Roose: Well, that's a good question because we have, the number one thing is there's a relationship between corn and soybeans.  In other words, soybeans, if corn is 2.4 times the value of -- corn is 2.4 times the value of soybeans then we see the planting switch.  So I think it depends on some of the inner commodity relationships from that standpoint, the same way with the weather will affect the different planting depending what you have around the country.  So I think it's, a couple of those are the dominant factors.

Pearson: Alright. Now, as we're talking -- Market to Market in the Classroom is going to be aimed at high school students.  What is one thing you believe every new producer or trader needs to understand about the commodities markets?

Roose: Well, the number one thing probably is you're hugely leveraged.  You really aren't putting up 100% of the value to own 100% of the commodity.  You're putting up more like 5%.  So because you're so highly leveraged it causes a lot more risk and you have to be very well aware of what you're actually controlling for commodity when you buy one.

Pearson: Now, you mentioned leverage, which is a concept that you run into, as you mentioned, all the time in commodities trading.  What other concepts are there that a new producer might have to learn?  What should somebody go and study if they're interested in trading commodities?

Roose: Well, from a producer standpoint, you really have to be aware that the futures market is a price discovery.  But it also, you know, you come back to sell the cash product so you have to be very aware of the basis levels.  I would say that is the big thing.  From a trader's standpoint the industry has already changed, I've been in it for about 35 years and really what has happened is in the olden days we'd watch the commercial trade.  And anymore with the advent of the huge, big fund trading you really have to be very aware of where the funds are and when they start to move because they exit and enter in just such huge moves so you have to make sure you're not standing in front of the train.

Pearson: And just to clarify for some of our younger viewers, the commercial side would be the farmers, the elevators, the end users of the grain and then the non-commercial, the fund side, would be the managed money, the Wall Street money for lack of a better word.

Roose: Yeah, one of them is trying to protect their commodity and the other is trying to take advantage of a price movement in a marketplace.

Pearson: Alright.
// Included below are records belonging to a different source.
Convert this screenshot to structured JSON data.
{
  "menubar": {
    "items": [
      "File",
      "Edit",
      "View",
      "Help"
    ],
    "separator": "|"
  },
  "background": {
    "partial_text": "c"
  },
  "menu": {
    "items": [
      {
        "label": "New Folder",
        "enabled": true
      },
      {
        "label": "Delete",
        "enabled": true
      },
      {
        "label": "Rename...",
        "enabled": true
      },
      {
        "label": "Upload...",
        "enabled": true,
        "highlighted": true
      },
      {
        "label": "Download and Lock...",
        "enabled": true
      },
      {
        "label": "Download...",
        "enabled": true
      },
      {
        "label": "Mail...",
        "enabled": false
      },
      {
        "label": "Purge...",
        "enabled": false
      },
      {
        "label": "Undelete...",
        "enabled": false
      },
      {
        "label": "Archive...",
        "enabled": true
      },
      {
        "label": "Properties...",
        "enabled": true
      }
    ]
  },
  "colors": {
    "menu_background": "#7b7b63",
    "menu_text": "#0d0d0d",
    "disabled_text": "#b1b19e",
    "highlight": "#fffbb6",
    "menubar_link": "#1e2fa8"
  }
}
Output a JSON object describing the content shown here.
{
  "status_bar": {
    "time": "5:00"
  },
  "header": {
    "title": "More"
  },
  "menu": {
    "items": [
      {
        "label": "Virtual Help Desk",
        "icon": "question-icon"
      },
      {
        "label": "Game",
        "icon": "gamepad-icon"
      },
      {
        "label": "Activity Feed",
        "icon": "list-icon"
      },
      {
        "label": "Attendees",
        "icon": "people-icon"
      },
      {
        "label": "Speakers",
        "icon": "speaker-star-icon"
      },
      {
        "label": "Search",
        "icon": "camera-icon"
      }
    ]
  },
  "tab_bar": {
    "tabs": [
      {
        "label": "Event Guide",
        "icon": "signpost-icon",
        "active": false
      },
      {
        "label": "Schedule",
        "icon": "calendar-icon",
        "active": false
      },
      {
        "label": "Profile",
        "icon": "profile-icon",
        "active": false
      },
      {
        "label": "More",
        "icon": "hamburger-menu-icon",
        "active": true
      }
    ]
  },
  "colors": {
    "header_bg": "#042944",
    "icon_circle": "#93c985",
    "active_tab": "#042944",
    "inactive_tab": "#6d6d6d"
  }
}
Well, Don, thanks so much for taking the time to be with us this weekend.  Have a Happy Easter.

Roose: Thank you, Mike, and you have a Happy Easter.

Pearson: Alright.  And thanks to all of you for sending in your questions via Facebook and Twitter.  Please continue to do so and we will continue to get expert analysis.  Thanks for watching and have a great week.


Tags: acreage agriculture analysis basis commodity markets commodity prices corn Don Roose economy markets midwest new crop grain soybeans USDA weather wheat